The paradigm has changed, though, as today Palestinians in Chile are working toward forming a national congress to be the representative body for the tens of thousands of Palestinians living in Chile. The aim is not only to repeat the historic calls for “Palestinian Statehood and the Right of Return,” but also to focus on developing the organisational skills that are necessary to effectively achieve those objectives.
Moreover, an incipient communications network is being developed. There is a Palestinian-Chilean News Agency ((www.oicpalestina.org) as well as two other websites that provide daily updates and op-ed regarding the situation in Palestine ((www.palestinalibre.org and www.ugep.cl). These are the main sources of information for Palestinian Chileans as well as other people who are interested in the situation in the Middle East.

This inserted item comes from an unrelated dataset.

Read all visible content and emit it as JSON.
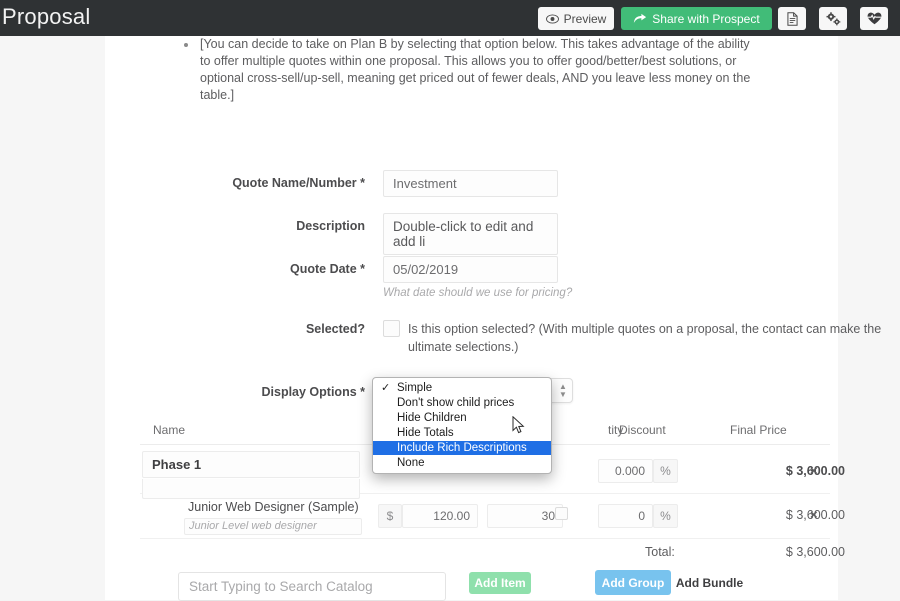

On the other hand, a social magazine called Al Damir is being printed by the Bethlehem 2000 Foundation ((www.palestinos.com), which is the only monthly Palestinian magazine in Spanish. It aims to publish success stories of Palestinian Chileans as well as briefings about the activities of the community and the humanitarian situation in Palestine.
An emergency committee has recently been created to coordinate with the Chilean government concerning the arrival of 100 Palestinian refugees from Iraq. The community has appointed Jaime Abedrapo to be president of the committee. Thirty-four-year-old Jaime has a PhD in international law and teaches at several universities. The committee has also developed a communications strategy and is being advised by several experts in various areas.
The professionalism that is evident within the community reveals that Palestinians in Chile are different than they were 30 years ago. Independent research that was conducted by Bethlehem 2000 Palestinian Foundation shows that less than 30 percent of the community are from families where both parents are of Palestinian origin, which provides evidence of significant integration into Chilean society.
At present, the exact number of Palestinians in Chile is not known. However, all the estimates indicate that there are between 100,000 and 300,000. As a way to successfully face this new scenario, a group of young professionals led by Jorge Daccaratt, executive director of Bethlehem 2000 Foundation, are implementing several projects, including the creation of a Chilean branch of the Young Arab Leaders organization, the renovation of the Palestinian Club, and the management of the Palestino Sports Club.
The most important Palestinian institution, Palestino ((www.palestino.cl) is now working toward becoming a corporation. It plans to sell one-third of the club - worth almost two million dollars. The club is well-known for selling good young players to Europe and the rest of Latin America. This will not only foster investment but also encourage Palestinian businessmen from all over the world to get involved in a diaspora project with the only Palestinian football team that plays in a premier league.
In conclusion, it is important to note that the current challenges to the Palestinian community in Chile are mainly related to the younger generations and how they can go to Palestine to experience not only Israeli occupation and colonization but also Palestinian culture, hospitality, and language. For young professionals, the links with their counterparts in Palestine and the rest of the Arab world will be the key that enables Palestinian Chileans to contribute to Palestinian freedom and statehood. After 100 years of immigration, a clear vision and long-term strategy are needed in Palestine.
Xavier Abu Eid is a Palestinian-Chilean political scientist and the former vice president of the General Union of Palestinian Students in Chile. He can be reached at firstname.lastname@example.org.
This Week in Palestine